When I first started watching classic movies I fell in love with Humphrey Bogart, William Holden and the magic of Audrey. Yes, Sabrina was my first Audrey, When I was about 16 and earning money of my own for the first time I bought an Audrey Hepburn box set containing Sabrina, Funny Face, Breakfast at Tiffany’s and Paris When It Sizzles (which I maintain is one of my favourite Audrey films, no matter how derided it is by everyone).

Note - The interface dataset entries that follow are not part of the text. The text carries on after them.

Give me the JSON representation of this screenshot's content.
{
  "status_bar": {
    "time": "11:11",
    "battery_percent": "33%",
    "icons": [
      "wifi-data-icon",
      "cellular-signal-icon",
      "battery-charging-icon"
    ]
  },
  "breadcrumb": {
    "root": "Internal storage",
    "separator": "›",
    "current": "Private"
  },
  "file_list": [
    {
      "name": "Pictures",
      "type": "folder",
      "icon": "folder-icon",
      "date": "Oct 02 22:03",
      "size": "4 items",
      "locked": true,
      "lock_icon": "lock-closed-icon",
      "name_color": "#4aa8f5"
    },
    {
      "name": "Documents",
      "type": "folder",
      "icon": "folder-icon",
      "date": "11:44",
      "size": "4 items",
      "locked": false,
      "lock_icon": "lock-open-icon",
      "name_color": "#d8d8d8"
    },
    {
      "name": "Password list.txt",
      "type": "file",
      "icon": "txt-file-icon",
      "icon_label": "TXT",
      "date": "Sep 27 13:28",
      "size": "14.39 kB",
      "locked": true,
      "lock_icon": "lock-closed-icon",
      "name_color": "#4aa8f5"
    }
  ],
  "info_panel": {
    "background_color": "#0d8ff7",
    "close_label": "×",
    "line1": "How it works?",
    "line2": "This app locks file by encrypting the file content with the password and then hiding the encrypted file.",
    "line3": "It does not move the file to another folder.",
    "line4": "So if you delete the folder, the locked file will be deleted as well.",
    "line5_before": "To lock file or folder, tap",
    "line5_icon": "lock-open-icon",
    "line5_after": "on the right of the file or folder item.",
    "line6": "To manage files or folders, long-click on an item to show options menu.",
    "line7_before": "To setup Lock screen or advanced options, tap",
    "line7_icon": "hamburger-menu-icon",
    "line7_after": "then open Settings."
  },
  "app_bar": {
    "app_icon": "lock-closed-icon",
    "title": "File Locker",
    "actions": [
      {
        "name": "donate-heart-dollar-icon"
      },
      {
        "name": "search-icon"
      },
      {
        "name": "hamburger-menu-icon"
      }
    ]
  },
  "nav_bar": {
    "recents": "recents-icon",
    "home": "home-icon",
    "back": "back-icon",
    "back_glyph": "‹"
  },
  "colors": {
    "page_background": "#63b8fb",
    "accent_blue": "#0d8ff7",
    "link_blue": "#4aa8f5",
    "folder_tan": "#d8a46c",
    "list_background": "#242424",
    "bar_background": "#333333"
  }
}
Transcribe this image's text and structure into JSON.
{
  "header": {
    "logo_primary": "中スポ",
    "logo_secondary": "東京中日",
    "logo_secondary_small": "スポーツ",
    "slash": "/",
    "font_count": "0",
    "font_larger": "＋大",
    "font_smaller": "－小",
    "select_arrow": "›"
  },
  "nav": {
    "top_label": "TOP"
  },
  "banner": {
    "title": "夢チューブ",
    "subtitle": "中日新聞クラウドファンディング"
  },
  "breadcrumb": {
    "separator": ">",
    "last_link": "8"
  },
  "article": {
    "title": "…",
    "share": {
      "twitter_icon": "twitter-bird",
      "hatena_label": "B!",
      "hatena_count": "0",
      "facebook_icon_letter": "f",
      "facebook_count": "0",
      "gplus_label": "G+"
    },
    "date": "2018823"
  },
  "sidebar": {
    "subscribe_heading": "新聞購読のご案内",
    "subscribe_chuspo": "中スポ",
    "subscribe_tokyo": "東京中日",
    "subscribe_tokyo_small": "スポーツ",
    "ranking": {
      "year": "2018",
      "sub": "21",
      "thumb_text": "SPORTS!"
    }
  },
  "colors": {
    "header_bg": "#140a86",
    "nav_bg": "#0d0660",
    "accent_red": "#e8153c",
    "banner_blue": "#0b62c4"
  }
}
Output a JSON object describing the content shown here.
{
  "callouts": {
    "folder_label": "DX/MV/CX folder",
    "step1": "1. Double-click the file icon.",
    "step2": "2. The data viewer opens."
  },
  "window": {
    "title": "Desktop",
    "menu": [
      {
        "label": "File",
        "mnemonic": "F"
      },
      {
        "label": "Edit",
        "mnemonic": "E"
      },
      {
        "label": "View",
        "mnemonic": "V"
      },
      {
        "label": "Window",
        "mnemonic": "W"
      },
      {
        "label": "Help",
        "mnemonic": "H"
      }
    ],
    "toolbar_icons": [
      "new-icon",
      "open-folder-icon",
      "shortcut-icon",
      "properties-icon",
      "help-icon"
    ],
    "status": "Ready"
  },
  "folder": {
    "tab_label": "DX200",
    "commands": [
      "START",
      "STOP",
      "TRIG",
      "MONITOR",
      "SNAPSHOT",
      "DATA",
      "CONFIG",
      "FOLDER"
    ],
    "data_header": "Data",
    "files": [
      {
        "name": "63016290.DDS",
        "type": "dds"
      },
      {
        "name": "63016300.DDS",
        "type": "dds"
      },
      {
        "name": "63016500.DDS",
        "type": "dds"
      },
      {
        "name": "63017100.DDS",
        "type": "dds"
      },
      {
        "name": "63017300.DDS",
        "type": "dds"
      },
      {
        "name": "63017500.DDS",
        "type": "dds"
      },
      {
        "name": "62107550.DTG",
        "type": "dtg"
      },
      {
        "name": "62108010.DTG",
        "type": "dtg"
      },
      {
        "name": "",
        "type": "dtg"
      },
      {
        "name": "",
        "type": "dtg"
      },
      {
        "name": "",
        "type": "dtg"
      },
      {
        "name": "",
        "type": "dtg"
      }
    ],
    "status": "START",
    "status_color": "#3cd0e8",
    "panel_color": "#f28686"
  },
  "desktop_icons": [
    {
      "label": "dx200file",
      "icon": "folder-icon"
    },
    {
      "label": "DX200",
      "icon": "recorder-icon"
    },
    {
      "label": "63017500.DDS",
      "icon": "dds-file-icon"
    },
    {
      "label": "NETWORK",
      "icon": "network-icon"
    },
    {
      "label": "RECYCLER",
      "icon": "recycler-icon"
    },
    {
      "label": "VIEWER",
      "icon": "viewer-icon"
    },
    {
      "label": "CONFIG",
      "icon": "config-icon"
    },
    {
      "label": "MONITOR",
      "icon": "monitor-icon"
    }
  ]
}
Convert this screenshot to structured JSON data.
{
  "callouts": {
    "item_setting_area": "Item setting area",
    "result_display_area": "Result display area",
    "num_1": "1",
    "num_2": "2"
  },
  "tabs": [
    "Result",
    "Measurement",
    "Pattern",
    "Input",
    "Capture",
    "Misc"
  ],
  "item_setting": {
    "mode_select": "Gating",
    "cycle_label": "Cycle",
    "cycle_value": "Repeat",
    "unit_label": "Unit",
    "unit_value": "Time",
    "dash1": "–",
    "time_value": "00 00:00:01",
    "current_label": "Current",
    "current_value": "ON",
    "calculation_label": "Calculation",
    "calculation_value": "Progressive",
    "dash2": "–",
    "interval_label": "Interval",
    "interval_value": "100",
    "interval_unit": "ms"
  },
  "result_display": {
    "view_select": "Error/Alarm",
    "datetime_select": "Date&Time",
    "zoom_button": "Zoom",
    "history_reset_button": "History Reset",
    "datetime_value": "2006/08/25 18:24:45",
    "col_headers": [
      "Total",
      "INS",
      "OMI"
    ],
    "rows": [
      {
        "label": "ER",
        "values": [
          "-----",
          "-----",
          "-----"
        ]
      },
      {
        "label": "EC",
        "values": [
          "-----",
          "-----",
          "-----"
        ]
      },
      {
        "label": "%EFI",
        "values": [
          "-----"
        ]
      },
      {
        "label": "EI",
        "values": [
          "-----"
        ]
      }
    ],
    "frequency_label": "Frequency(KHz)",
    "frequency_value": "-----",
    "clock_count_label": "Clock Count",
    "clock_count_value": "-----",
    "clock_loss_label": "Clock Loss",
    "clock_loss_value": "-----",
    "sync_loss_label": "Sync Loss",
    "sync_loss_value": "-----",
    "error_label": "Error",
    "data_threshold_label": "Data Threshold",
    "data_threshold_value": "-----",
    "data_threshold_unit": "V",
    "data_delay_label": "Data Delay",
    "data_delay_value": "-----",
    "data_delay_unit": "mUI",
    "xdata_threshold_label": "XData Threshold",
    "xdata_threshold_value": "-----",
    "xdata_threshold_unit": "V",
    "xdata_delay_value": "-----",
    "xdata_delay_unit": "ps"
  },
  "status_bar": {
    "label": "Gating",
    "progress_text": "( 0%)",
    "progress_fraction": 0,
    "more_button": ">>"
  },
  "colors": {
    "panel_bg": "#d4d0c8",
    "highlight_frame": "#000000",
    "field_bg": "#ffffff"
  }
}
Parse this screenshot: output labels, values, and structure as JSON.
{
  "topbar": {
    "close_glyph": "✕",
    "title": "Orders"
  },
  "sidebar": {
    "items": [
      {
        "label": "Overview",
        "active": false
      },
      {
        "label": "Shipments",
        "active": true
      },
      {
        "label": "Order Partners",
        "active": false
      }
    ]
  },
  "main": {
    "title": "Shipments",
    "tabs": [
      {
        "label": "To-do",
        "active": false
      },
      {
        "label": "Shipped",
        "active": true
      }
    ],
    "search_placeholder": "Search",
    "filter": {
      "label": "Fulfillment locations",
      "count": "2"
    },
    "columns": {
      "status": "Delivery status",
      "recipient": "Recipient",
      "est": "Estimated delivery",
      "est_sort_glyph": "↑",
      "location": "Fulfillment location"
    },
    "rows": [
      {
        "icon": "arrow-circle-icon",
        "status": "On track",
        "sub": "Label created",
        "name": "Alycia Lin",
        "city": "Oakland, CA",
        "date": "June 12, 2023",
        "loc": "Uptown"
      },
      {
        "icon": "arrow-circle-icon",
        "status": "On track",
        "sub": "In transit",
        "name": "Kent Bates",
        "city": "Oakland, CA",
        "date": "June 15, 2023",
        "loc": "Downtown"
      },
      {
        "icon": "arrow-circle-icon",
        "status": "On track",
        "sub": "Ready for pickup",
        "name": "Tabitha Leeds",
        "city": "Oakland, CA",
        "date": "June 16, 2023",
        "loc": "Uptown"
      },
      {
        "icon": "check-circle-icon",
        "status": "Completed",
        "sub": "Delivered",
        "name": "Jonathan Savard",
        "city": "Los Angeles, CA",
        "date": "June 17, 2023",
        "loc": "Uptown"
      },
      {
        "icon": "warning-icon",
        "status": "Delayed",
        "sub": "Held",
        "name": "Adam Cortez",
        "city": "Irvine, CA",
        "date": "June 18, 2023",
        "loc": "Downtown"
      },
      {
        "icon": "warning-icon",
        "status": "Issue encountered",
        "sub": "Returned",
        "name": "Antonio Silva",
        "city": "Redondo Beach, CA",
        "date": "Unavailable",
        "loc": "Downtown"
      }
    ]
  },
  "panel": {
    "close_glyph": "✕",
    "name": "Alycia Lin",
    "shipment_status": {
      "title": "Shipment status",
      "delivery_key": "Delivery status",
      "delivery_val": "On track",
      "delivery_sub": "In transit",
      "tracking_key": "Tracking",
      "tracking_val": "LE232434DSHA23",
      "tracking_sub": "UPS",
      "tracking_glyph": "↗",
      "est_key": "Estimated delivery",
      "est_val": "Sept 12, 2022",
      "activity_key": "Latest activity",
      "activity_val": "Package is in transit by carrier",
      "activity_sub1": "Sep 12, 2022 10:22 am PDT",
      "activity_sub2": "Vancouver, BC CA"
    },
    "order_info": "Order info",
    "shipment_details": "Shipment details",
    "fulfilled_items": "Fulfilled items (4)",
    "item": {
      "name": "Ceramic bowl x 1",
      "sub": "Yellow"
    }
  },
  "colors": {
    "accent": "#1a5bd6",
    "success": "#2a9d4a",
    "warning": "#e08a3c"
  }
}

But as I’m sure any classic movie buff knows, it is hard explore that era of films without encountering perhaps one of the most identifiable women in history – Marilyn Monroe. My first encounter with her was through the Living Blonde series of books by Allison Rushby about a teenage girl who was obsessed with Marilyn movies and thought her life played out according to her most notable films. Admittedly I never thought much of Marilyn in the past. I left it until relatively late in my classic movie obsession to see any of her movies, and then when I did, I more often than not found myself more engaged with her co-stars than in the characters she played. In Gentleman Prefer Blondes I was much more interested in the fortunes of Jane Russell’s Dorothy Shaw than the (admittedly gorgeously named) Lorelai Lee. How To Marry A Millionaire had me wishing all along that Lauren Bacall’s Schatze would just realise Tom wasn’t a gas pump jockey while as a lifelong glasses-wearer myself becoming annoyed at Pola’s antics not wearing her glasses when there was a man around. Even Some Like It Hot wasn’t enough to sway me to team Marilyn. While I did enjoy those movies,and I could see how charismatic and mesmerising she could be, I still viewed her as almost one-dimensional in her character portrayal.
And then along came The Seven Year Itch. Without a question this is my favourite Marilyn Monroe movie (of the four that I have seen). Any Billy Wilder and George Axelrod project is bound to be special. Tom Ewell absolutely grabs me as the abandoned husband stuck in New York during a hot muggy summer with a hot upstairs neighbour running rampant in his heat induced fantasies. Watching this movie I almost fell in love with Marilyn as The Girl though possibly due to the similarities present between Seven Year Itch and Breakfast at Tiffany’s.
This may seem like a wildly outrageous notion at first, but I find small comparisons there that may have drawn me to SYI because of their BAT likeness:
- New York setting
- quirky but breathtaking girl in the city to follow her dreams,
- flirtations with the bumbling writer/publisher downstairs neighbour
- based on successful source material
- featuring iconic female leads with lesser known male leads
Mostly I find a sense of escapism in both films. Holly Golightly is obviously running away from her Texas beginnings. Tom Ewell’s Richard Sherman seeks to escape first from the presumed monotony of his marriage and summer existence through encounters with The Girl. And then when her temptations prove too much for him to bear he retreats to melodramatic fantasies and eventually his family in Maine. The addition of Marilyn Monroe playing The Girl perfectly is just an added bonus.
I read and watch movies to escape into other places and forget about my own troubles. The Seven Year Itch especially on a day like provides that chance to escape, wanting to be the quirky but breathtaking girl with a loveable downstairs neighbour. Today is a muggy almost summer day and , for today and today only, I am a Marilyn.